Foundations of Biophysics and Structural Biology (GMS BY 760 – Graduate Medical Sciences):
This graduate level course provides a thorough grounding in the theory and major experimental methods of Biophysics and Structural Biology. The course covers protein thermodynamics, spectroscopy, electron microscopy, x-ray diffraction, crystallography, and NMR. The course provides both didactic and laboratory instruction.
Biophysics of Macromolecular Assemblies (GMS BY 771 – Graduate Medical Sciences)
This advanced course covers the concepts of the assembly of biomacromolecules, their structure and stabilizing forces, and biological function as related to structure. Examples are drawn from assemblies of proteins, lipids, lipoprotein systems, membranes and viruses.
Biochemistry (SDM MD 512 – School Dental Medicine)

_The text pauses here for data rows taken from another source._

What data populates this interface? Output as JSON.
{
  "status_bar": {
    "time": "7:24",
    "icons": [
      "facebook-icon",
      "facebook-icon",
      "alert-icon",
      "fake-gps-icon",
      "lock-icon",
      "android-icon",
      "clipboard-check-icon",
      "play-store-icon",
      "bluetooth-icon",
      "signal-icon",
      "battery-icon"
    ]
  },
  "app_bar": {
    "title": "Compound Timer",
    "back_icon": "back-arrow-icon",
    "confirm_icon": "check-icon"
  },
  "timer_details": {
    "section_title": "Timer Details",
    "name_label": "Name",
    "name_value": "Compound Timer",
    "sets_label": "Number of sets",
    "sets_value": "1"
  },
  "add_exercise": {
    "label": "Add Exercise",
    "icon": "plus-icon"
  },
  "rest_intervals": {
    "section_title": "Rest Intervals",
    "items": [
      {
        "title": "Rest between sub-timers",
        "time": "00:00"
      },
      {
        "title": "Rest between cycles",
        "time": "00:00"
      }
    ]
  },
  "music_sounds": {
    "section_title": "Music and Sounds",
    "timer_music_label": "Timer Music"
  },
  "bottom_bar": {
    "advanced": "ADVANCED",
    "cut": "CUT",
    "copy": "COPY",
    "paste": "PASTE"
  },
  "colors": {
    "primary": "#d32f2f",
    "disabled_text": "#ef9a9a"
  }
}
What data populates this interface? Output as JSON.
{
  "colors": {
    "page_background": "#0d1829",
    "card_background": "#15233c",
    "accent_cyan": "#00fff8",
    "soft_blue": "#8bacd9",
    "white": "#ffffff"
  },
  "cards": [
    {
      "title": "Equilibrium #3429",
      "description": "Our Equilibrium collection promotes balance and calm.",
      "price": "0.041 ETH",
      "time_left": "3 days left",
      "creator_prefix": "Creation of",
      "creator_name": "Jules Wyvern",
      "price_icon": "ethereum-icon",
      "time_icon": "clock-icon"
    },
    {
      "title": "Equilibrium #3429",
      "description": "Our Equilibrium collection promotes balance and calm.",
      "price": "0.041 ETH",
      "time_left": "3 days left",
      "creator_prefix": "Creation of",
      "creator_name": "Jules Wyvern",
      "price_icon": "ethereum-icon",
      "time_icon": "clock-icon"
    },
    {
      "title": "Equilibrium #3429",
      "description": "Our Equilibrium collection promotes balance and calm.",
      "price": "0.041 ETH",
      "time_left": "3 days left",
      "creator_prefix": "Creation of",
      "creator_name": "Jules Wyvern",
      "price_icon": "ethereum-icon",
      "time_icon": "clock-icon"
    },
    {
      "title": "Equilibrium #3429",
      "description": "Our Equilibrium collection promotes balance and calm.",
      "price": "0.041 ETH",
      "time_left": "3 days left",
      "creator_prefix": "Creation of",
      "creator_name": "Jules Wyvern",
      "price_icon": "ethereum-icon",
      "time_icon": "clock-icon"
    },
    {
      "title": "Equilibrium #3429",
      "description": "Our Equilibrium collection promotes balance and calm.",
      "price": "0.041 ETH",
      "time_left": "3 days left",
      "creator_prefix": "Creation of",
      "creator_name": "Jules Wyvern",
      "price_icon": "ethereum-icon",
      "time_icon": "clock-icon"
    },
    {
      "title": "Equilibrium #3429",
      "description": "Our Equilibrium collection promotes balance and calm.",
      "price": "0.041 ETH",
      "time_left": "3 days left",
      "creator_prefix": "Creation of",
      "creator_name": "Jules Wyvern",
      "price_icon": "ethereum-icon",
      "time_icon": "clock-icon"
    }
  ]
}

This course is designed to acquaint the student with the basic principles of modern biochemistry. The topics to be covered include proteins, enzymes, DNA, RNA and protein synthesis, metabolism, lipids, connective tissue, and hormones and second messengers.
Endocrinology (GMS PH 748 – Graduate Medical Sciences and School of Medicine):
Integrated treatment of human endocrinology, biosynthesis of hormones, their receptor interactions, and their physiological effects.
Physiology/Endocrinology/Neurophysiology (SDM MD 514 – School Dental Medicine)
This course presents the physiology of cells, tissues, organs, and integrated body functions, including the physiological basis for the understanding of clinical conditions. An integrated approach is taken to endocrinology and reproduction. Hormonal aberrations and their end results in humans are presented in clinical correlations.
Department of Physiology and Biophysics
Boston University School of Medicine
700 Albany Street, W308C
Boston MA 02118-2526
Phone: (617) 358-8448